Instructions to follow: Whenever a line of the data below holds the string "icon", copy that line.

Records contained in a dataset
########################################

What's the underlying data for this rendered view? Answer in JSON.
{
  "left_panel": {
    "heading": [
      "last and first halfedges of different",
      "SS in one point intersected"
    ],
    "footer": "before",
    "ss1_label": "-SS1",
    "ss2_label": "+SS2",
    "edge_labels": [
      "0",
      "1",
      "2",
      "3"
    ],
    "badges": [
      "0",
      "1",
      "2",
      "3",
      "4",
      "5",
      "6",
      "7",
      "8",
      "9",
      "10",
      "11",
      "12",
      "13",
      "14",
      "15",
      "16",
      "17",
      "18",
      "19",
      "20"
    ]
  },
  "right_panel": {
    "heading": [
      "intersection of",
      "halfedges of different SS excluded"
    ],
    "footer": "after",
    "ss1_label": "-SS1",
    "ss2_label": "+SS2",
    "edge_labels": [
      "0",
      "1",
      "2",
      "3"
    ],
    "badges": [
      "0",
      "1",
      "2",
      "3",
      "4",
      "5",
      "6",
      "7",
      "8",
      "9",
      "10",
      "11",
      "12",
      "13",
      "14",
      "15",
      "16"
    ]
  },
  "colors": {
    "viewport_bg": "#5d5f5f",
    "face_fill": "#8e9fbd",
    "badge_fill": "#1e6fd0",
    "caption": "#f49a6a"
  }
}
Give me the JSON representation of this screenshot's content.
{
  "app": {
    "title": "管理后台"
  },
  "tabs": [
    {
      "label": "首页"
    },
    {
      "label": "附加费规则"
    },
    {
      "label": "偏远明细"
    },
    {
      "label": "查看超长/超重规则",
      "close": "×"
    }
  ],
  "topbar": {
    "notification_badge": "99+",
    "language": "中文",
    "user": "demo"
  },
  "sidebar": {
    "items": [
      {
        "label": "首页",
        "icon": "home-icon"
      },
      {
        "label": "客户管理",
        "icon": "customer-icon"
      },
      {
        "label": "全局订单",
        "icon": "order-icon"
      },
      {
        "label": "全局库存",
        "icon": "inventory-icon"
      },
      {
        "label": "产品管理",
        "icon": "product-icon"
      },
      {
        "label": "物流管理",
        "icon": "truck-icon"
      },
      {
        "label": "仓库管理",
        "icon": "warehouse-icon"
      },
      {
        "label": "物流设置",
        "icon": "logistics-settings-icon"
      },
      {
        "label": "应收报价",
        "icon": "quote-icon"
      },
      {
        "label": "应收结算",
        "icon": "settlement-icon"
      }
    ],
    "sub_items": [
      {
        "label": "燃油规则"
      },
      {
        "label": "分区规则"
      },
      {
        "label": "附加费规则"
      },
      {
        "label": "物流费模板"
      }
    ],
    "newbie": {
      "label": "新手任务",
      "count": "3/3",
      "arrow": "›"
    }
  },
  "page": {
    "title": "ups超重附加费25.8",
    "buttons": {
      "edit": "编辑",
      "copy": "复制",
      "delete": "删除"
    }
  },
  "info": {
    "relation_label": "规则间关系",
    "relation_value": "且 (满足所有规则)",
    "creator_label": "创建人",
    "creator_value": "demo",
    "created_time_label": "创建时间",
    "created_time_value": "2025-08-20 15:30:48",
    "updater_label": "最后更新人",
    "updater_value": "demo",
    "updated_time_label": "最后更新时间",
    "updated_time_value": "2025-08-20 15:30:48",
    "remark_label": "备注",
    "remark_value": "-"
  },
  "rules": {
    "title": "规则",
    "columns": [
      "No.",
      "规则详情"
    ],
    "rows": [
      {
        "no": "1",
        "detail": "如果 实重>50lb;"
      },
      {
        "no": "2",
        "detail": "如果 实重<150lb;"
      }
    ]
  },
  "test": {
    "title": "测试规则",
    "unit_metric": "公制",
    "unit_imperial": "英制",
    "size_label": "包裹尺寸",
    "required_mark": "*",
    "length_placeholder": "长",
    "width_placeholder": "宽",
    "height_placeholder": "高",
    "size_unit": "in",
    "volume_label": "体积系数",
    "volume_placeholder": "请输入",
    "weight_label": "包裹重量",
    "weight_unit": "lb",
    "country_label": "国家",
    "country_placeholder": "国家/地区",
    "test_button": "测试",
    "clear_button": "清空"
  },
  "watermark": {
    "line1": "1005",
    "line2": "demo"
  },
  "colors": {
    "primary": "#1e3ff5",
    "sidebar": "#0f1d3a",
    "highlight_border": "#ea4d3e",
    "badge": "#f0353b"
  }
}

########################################

Answer to this exercise:
        "icon": "home-icon"
        "icon": "customer-icon"
        "icon": "order-icon"
        "icon": "inventory-icon"
        "icon": "product-icon"
        "icon": "truck-icon"
        "icon": "warehouse-icon"
        "icon": "logistics-settings-icon"
        "icon": "quote-icon"
        "icon": "settlement-icon"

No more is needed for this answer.